the local authority with the consent of the Local Government Board may prescribe. So far as is
shown in the annual reports of medical officers of health, regulations made by ten authorities have
been approved by the Local Government Board, these authorities being the metropolitan borough
councils of Battersea, Fulham, Hampstead, Lambeth, Poplar, St. Marylebone, St. Pancras, Stoke
Newington, Wandsworth and Woolwich. In the case of Kensington draft regulations were, at the end
of the year, awaiting the approval of the Board. In the report relating to Holborn, Dr. Bond, the
medical officer of health, states that he prepared regulations in accordance with the provisions of the
Act, and after careful consideration by the Committee, the matter was adjourned for the present.
The eighth volume of the Report on the Census of 1911, deals with tenements, the classification
of the people by the size of the family of which they are members and the number of rooms in the
occupation of the family. In previous censuses similar inquiry was made as regards families occupying
less than five rooms, but it was felt that the absence of any definition of the word room, must have
led to some amount of understatement, more especially as in cases where the question remained
unanswered, it had to be assumed that the tenement consisted of more than four rooms. In the census
schedules of 1911 therefore, every occupier was for the first time required to state the number of rooms
in the occupation of his family, and an attempt was made to define a room by adding to the schedule
an instruction reading "Count the kitchen as a room, but do not count scullery, landing, lobby, closet,
bath-room, nor warehouse, office, shop."
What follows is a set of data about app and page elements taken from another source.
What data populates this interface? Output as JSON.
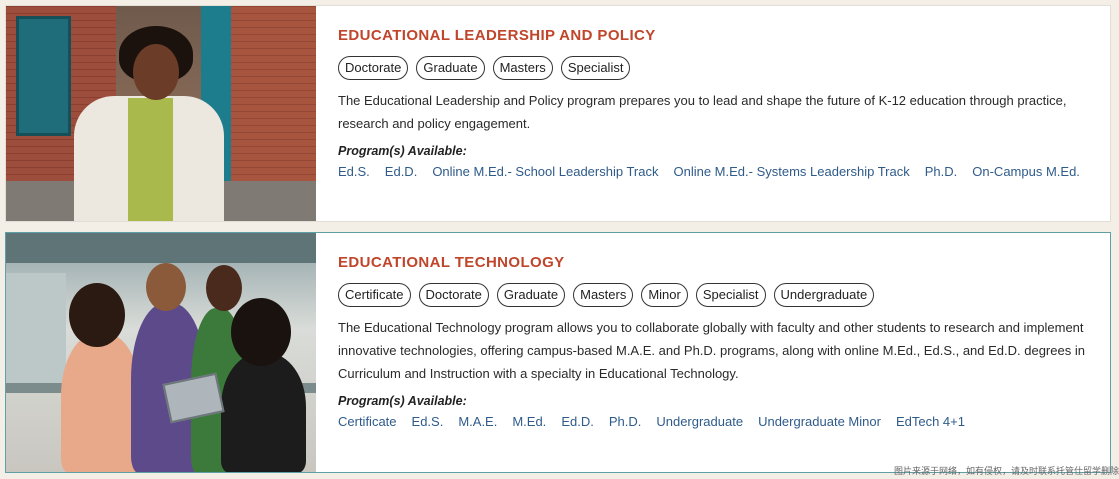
{
  "programs": [
    {
      "title": "EDUCATIONAL LEADERSHIP AND POLICY",
      "tags": [
        "Doctorate",
        "Graduate",
        "Masters",
        "Specialist"
      ],
      "description": "The Educational Leadership and Policy program prepares you to lead and shape the future of K-12 education through practice, research and policy engagement.",
      "available_label": "Program(s) Available:",
      "links": [
        "Ed.S.",
        "Ed.D.",
        "Online M.Ed.- School Leadership Track",
        "Online M.Ed.- Systems Leadership Track",
        "Ph.D.",
        "On-Campus M.Ed."
      ]
    },
    {
      "title": "EDUCATIONAL TECHNOLOGY",
      "tags": [
        "Certificate",
        "Doctorate",
        "Graduate",
        "Masters",
        "Minor",
        "Specialist",
        "Undergraduate"
      ],
      "description": "The Educational Technology program allows you to collaborate globally with faculty and other students to research and implement innovative technologies, offering campus-based M.A.E. and Ph.D. programs, along with online M.Ed., Ed.S., and Ed.D. degrees in Curriculum and Instruction with a specialty in Educational Technology.",
      "available_label": "Program(s) Available:",
      "links": [
        "Certificate",
        "Ed.S.",
        "M.A.E.",
        "M.Ed.",
        "Ed.D.",
        "Ph.D.",
        "Undergraduate",
        "Undergraduate Minor",
        "EdTech 4+1"
      ]
    }
  ],
  "watermark": "图片来源于网络，如有侵权，请及时联系托管仕留学删除",
  "colors": {
    "title": "#c0452b",
    "link": "#2f5b8a",
    "active_border": "#5f9fa6"
  }
}
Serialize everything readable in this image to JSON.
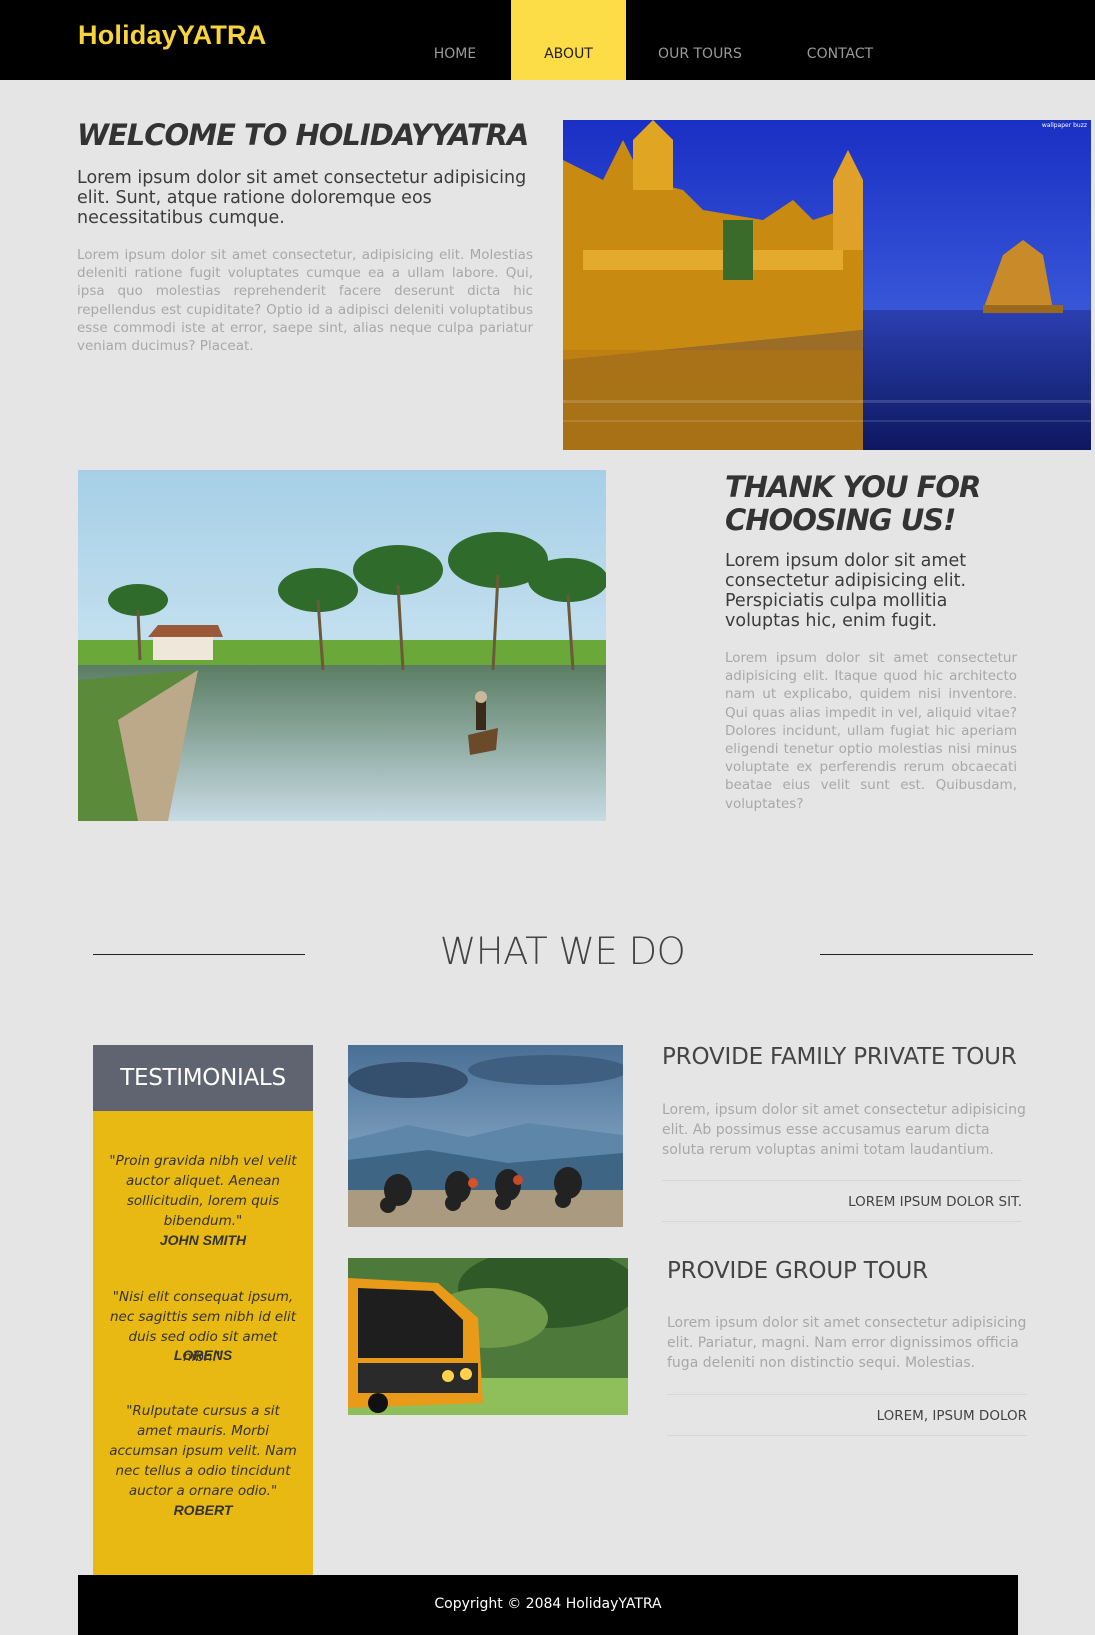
{
  "header": {
    "logo": "HolidayYATRA",
    "nav": [
      {
        "label": "HOME",
        "active": false
      },
      {
        "label": "ABOUT",
        "active": true
      },
      {
        "label": "OUR TOURS",
        "active": false
      },
      {
        "label": "CONTACT",
        "active": false
      }
    ]
  },
  "welcome": {
    "title": "WELCOME TO HOLIDAYYATRA",
    "lead": "Lorem ipsum dolor sit amet consectetur adipisicing elit. Sunt, atque ratione doloremque eos necessitatibus cumque.",
    "body": "Lorem ipsum dolor sit amet consectetur, adipisicing elit. Molestias deleniti ratione fugit voluptates cumque ea a ullam labore. Qui, ipsa quo molestias reprehenderit facere deserunt dicta hic repellendus est cupiditate? Optio id a adipisci deleniti voluptatibus esse commodi iste at error, saepe sint, alias neque culpa pariatur veniam ducimus? Placeat.",
    "image_watermark": "wallpaper buzz"
  },
  "thanks": {
    "title_line1": "THANK YOU FOR",
    "title_line2": "CHOOSING US!",
    "lead": "Lorem ipsum dolor sit amet consectetur adipisicing elit. Perspiciatis culpa mollitia voluptas hic, enim fugit.",
    "body": "Lorem ipsum dolor sit amet consectetur adipisicing elit. Itaque quod hic architecto nam ut explicabo, quidem nisi inventore. Qui quas alias impedit in vel, aliquid vitae? Dolores incidunt, ullam fugiat hic aperiam eligendi tenetur optio molestias nisi minus voluptate ex perferendis rerum obcaecati beatae eius velit sunt est. Quibusdam, voluptates?"
  },
  "what_we_do": {
    "title": "WHAT WE DO"
  },
  "testimonials": {
    "title": "TESTIMONIALS",
    "items": [
      {
        "quote": "\"Proin gravida nibh vel velit auctor aliquet. Aenean sollicitudin, lorem quis bibendum.\"",
        "author": "JOHN SMITH"
      },
      {
        "quote": "\"Nisi elit consequat ipsum, nec sagittis sem nibh id elit duis sed odio sit amet nibh.\"",
        "author": "LORENS"
      },
      {
        "quote": "\"Rulputate cursus a sit amet mauris. Morbi accumsan ipsum velit. Nam nec tellus a odio tincidunt auctor a ornare odio.\"",
        "author": "ROBERT"
      }
    ]
  },
  "tours": [
    {
      "title": "PROVIDE FAMILY PRIVATE TOUR",
      "text": "Lorem, ipsum dolor sit amet consectetur adipisicing elit. Ab possimus esse accusamus earum dicta soluta rerum voluptas animi totam laudantium.",
      "link": "LOREM IPSUM DOLOR SIT."
    },
    {
      "title": "PROVIDE GROUP TOUR",
      "text": "Lorem ipsum dolor sit amet consectetur adipisicing elit. Pariatur, magni. Nam error dignissimos officia fuga deleniti non distinctio sequi. Molestias.",
      "link": "LOREM, IPSUM DOLOR"
    }
  ],
  "footer": {
    "copyright": "Copyright © 2084 HolidayYATRA"
  },
  "colors": {
    "accent_yellow": "#fcdc47",
    "testimonial_yellow": "#e9b913",
    "testimonial_header": "#5f6470",
    "header_bg": "#000000",
    "page_bg": "#e5e5e5"
  }
}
In tabulating the returns, only private families have been included. It is stated in the report,
however, that this limitation can have but little effect on the comparability of the figures, as it is
extremely unlikely that many of the excluded tenements occupied by " non-private " families consisted
of less than five rooms.
* Time allowed to tenants to find room elsewhere.